▸ WHAT TO WORK ON
The reply should hold every record, copied exactly.

Start of RECORDS FOR THE EXERCISE

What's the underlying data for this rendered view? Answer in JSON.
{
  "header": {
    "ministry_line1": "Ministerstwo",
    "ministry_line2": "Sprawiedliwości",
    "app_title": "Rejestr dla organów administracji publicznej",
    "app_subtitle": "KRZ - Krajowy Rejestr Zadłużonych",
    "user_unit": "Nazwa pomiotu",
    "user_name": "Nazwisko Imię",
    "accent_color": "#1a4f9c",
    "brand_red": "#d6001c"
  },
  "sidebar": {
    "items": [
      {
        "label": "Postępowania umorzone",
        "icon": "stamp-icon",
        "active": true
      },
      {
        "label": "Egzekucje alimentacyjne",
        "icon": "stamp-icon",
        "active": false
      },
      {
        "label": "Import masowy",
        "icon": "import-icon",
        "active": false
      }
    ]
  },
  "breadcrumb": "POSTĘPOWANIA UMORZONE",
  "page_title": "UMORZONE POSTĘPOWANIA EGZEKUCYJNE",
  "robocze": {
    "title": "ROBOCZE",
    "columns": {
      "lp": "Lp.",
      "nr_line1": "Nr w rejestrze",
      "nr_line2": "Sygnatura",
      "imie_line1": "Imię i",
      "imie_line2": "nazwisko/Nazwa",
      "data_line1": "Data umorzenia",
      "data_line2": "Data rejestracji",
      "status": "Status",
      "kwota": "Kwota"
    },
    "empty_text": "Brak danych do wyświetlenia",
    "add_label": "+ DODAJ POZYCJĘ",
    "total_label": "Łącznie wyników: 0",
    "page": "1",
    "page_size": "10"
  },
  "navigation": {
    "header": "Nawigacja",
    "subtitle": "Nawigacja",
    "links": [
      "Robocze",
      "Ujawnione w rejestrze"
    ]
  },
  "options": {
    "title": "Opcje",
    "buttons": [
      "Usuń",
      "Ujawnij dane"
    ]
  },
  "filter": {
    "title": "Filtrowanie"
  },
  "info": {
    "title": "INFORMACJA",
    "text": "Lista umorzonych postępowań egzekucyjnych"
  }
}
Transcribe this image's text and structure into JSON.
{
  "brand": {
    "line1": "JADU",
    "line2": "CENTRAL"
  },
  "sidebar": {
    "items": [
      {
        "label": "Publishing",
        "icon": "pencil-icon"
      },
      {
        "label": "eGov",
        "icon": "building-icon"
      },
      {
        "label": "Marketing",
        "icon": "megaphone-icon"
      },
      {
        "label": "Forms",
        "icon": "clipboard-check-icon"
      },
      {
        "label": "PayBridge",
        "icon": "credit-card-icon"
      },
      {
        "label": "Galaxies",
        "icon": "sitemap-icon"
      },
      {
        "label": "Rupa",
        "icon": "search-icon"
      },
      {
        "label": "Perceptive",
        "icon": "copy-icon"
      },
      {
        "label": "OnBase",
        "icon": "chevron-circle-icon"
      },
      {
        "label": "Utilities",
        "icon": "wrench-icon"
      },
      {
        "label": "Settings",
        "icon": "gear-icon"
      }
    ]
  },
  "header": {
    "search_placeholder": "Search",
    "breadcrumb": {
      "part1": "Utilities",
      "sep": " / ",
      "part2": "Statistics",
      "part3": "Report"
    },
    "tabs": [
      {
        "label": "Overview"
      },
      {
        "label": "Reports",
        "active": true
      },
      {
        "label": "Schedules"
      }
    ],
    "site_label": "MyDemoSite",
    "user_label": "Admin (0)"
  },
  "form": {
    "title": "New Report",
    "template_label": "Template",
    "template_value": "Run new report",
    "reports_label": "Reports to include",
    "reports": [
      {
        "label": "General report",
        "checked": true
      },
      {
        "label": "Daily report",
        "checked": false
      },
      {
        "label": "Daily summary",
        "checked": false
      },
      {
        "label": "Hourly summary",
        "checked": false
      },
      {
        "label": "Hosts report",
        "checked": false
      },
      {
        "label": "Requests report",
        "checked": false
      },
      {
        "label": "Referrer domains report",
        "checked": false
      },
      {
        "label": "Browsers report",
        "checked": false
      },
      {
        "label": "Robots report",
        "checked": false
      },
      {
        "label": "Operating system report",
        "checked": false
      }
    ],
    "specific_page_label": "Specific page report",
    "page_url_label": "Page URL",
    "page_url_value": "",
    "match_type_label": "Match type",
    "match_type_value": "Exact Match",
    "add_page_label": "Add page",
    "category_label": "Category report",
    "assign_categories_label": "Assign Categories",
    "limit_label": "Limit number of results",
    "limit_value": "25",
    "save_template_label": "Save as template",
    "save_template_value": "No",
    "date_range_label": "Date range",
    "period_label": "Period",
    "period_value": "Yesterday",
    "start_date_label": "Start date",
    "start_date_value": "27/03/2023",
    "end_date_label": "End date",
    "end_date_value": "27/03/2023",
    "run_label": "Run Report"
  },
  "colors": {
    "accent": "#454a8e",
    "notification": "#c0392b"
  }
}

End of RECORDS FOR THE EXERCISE

▸ SOLUTION FOR THIS PROBLEM
What's the underlying data for this rendered view? Answer in JSON.
{
  "header": {
    "ministry_line1": "Ministerstwo",
    "ministry_line2": "Sprawiedliwości",
    "app_title": "Rejestr dla organów administracji publicznej",
    "app_subtitle": "KRZ - Krajowy Rejestr Zadłużonych",
    "user_unit": "Nazwa pomiotu",
    "user_name": "Nazwisko Imię",
    "accent_color": "#1a4f9c",
    "brand_red": "#d6001c"
  },
  "sidebar": {
    "items": [
      {
        "label": "Postępowania umorzone",
        "icon": "stamp-icon",
        "active": true
      },
      {
        "label": "Egzekucje alimentacyjne",
        "icon": "stamp-icon",
        "active": false
      },
      {
        "label": "Import masowy",
        "icon": "import-icon",
        "active": false
      }
    ]
  },
  "breadcrumb": "POSTĘPOWANIA UMORZONE",
  "page_title": "UMORZONE POSTĘPOWANIA EGZEKUCYJNE",
  "robocze": {
    "title": "ROBOCZE",
    "columns": {
      "lp": "Lp.",
      "nr_line1": "Nr w rejestrze",
      "nr_line2": "Sygnatura",
      "imie_line1": "Imię i",
      "imie_line2": "nazwisko/Nazwa",
      "data_line1": "Data umorzenia",
      "data_line2": "Data rejestracji",
      "status": "Status",
      "kwota": "Kwota"
    },
    "empty_text": "Brak danych do wyświetlenia",
    "add_label": "+ DODAJ POZYCJĘ",
    "total_label": "Łącznie wyników: 0",
    "page": "1",
    "page_size": "10"
  },
  "navigation": {
    "header": "Nawigacja",
    "subtitle": "Nawigacja",
    "links": [
      "Robocze",
      "Ujawnione w rejestrze"
    ]
  },
  "options": {
    "title": "Opcje",
    "buttons": [
      "Usuń",
      "Ujawnij dane"
    ]
  },
  "filter": {
    "title": "Filtrowanie"
  },
  "info": {
    "title": "INFORMACJA",
    "text": "Lista umorzonych postępowań egzekucyjnych"
  }
}
Transcribe this image's text and structure into JSON.
{
  "brand": {
    "line1": "JADU",
    "line2": "CENTRAL"
  },
  "sidebar": {
    "items": [
      {
        "label": "Publishing",
        "icon": "pencil-icon"
      },
      {
        "label": "eGov",
        "icon": "building-icon"
      },
      {
        "label": "Marketing",
        "icon": "megaphone-icon"
      },
      {
        "label": "Forms",
        "icon": "clipboard-check-icon"
      },
      {
        "label": "PayBridge",
        "icon": "credit-card-icon"
      },
      {
        "label": "Galaxies",
        "icon": "sitemap-icon"
      },
      {
        "label": "Rupa",
        "icon": "search-icon"
      },
      {
        "label": "Perceptive",
        "icon": "copy-icon"
      },
      {
        "label": "OnBase",
        "icon": "chevron-circle-icon"
      },
      {
        "label": "Utilities",
        "icon": "wrench-icon"
      },
      {
        "label": "Settings",
        "icon": "gear-icon"
      }
    ]
  },
  "header": {
    "search_placeholder": "Search",
    "breadcrumb": {
      "part1": "Utilities",
      "sep": " / ",
      "part2": "Statistics",
      "part3": "Report"
    },
    "tabs": [
      {
        "label": "Overview"
      },
      {
        "label": "Reports",
        "active": true
      },
      {
        "label": "Schedules"
      }
    ],
    "site_label": "MyDemoSite",
    "user_label": "Admin (0)"
  },
  "form": {
    "title": "New Report",
    "template_label": "Template",
    "template_value": "Run new report",
    "reports_label": "Reports to include",
    "reports": [
      {
        "label": "General report",
        "checked": true
      },
      {
        "label": "Daily report",
        "checked": false
      },
      {
        "label": "Daily summary",
        "checked": false
      },
      {
        "label": "Hourly summary",
        "checked": false
      },
      {
        "label": "Hosts report",
        "checked": false
      },
      {
        "label": "Requests report",
        "checked": false
      },
      {
        "label": "Referrer domains report",
        "checked": false
      },
      {
        "label": "Browsers report",
        "checked": false
      },
      {
        "label": "Robots report",
        "checked": false
      },
      {
        "label": "Operating system report",
        "checked": false
      }
    ],
    "specific_page_label": "Specific page report",
    "page_url_label": "Page URL",
    "page_url_value": "",
    "match_type_label": "Match type",
    "match_type_value": "Exact Match",
    "add_page_label": "Add page",
    "category_label": "Category report",
    "assign_categories_label": "Assign Categories",
    "limit_label": "Limit number of results",
    "limit_value": "25",
    "save_template_label": "Save as template",
    "save_template_value": "No",
    "date_range_label": "Date range",
    "period_label": "Period",
    "period_value": "Yesterday",
    "start_date_label": "Start date",
    "start_date_value": "27/03/2023",
    "end_date_label": "End date",
    "end_date_value": "27/03/2023",
    "run_label": "Run Report"
  },
  "colors": {
    "accent": "#454a8e",
    "notification": "#c0392b"
  }
}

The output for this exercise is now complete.